• **What this task involves**
The records below must be repeated exactly, but without their pictures.

• **Data records**
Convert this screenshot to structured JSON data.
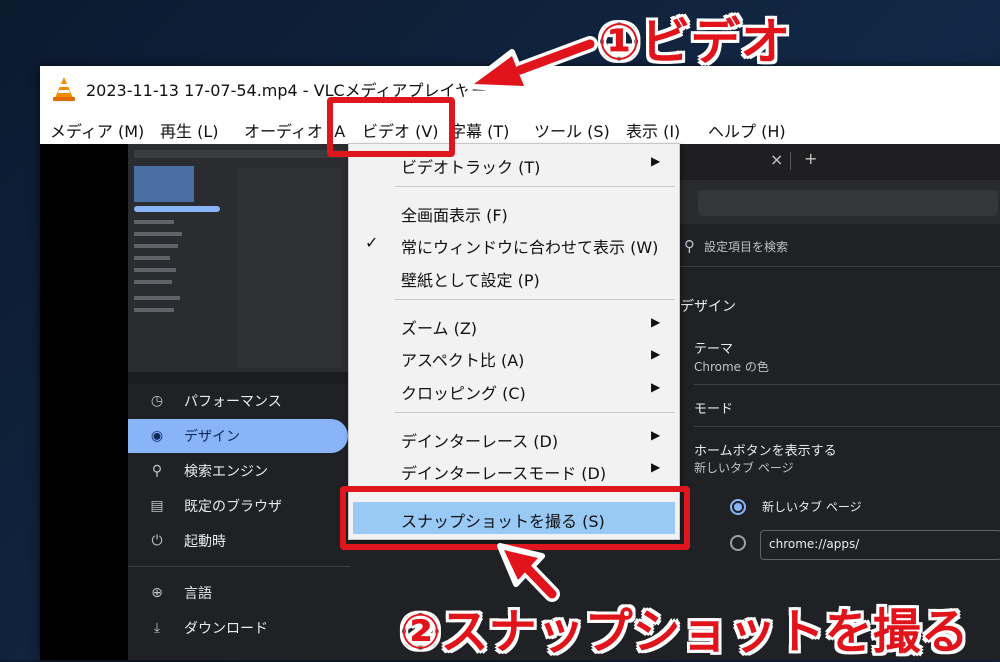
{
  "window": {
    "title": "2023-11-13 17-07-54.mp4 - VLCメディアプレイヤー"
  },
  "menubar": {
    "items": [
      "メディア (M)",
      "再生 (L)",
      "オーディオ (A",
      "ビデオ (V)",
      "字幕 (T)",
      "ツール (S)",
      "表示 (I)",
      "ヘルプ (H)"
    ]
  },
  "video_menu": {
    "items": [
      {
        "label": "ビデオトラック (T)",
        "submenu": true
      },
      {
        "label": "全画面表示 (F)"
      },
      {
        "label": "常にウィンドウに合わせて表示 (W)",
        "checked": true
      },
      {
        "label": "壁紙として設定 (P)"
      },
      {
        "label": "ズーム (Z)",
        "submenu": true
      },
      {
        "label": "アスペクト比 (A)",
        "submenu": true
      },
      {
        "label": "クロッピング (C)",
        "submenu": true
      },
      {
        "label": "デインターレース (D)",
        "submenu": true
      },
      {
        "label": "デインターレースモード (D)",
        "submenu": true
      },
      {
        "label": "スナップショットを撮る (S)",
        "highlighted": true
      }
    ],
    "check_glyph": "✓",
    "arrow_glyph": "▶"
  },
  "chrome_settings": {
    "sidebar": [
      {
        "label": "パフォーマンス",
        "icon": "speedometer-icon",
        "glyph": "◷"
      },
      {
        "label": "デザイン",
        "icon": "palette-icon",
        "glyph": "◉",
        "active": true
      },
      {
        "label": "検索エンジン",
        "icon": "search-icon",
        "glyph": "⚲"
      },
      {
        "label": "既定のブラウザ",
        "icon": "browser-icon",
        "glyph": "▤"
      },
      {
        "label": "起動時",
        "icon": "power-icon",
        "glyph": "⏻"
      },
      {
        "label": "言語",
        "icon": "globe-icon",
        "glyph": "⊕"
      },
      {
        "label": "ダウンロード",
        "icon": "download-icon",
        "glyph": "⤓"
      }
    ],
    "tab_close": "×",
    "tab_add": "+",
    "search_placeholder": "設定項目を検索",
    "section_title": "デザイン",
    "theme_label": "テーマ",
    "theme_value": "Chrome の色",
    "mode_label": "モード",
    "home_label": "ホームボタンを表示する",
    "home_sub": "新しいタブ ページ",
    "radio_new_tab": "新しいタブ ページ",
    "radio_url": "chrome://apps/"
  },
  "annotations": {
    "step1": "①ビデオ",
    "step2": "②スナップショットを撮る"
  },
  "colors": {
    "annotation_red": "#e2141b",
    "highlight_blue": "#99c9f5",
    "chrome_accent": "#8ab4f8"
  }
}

• **Task output**
Convert this screenshot to structured JSON data.
{
  "window": {
    "title": "2023-11-13 17-07-54.mp4 - VLCメディアプレイヤー"
  },
  "menubar": {
    "items": [
      "メディア (M)",
      "再生 (L)",
      "オーディオ (A",
      "ビデオ (V)",
      "字幕 (T)",
      "ツール (S)",
      "表示 (I)",
      "ヘルプ (H)"
    ]
  },
  "video_menu": {
    "items": [
      {
        "label": "ビデオトラック (T)",
        "submenu": true
      },
      {
        "label": "全画面表示 (F)"
      },
      {
        "label": "常にウィンドウに合わせて表示 (W)",
        "checked": true
      },
      {
        "label": "壁紙として設定 (P)"
      },
      {
        "label": "ズーム (Z)",
        "submenu": true
      },
      {
        "label": "アスペクト比 (A)",
        "submenu": true
      },
      {
        "label": "クロッピング (C)",
        "submenu": true
      },
      {
        "label": "デインターレース (D)",
        "submenu": true
      },
      {
        "label": "デインターレースモード (D)",
        "submenu": true
      },
      {
        "label": "スナップショットを撮る (S)",
        "highlighted": true
      }
    ],
    "check_glyph": "✓",
    "arrow_glyph": "▶"
  },
  "chrome_settings": {
    "sidebar": [
      {
        "label": "パフォーマンス",
        "icon": "speedometer-icon",
        "glyph": "◷"
      },
      {
        "label": "デザイン",
        "icon": "palette-icon",
        "glyph": "◉",
        "active": true
      },
      {
        "label": "検索エンジン",
        "icon": "search-icon",
        "glyph": "⚲"
      },
      {
        "label": "既定のブラウザ",
        "icon": "browser-icon",
        "glyph": "▤"
      },
      {
        "label": "起動時",
        "icon": "power-icon",
        "glyph": "⏻"
      },
      {
        "label": "言語",
        "icon": "globe-icon",
        "glyph": "⊕"
      },
      {
        "label": "ダウンロード",
        "icon": "download-icon",
        "glyph": "⤓"
      }
    ],
    "tab_close": "×",
    "tab_add": "+",
    "search_placeholder": "設定項目を検索",
    "section_title": "デザイン",
    "theme_label": "テーマ",
    "theme_value": "Chrome の色",
    "mode_label": "モード",
    "home_label": "ホームボタンを表示する",
    "home_sub": "新しいタブ ページ",
    "radio_new_tab": "新しいタブ ページ",
    "radio_url": "chrome://apps/"
  },
  "annotations": {
    "step1": "①ビデオ",
    "step2": "②スナップショットを撮る"
  },
  "colors": {
    "annotation_red": "#e2141b",
    "highlight_blue": "#99c9f5",
    "chrome_accent": "#8ab4f8"
  }
}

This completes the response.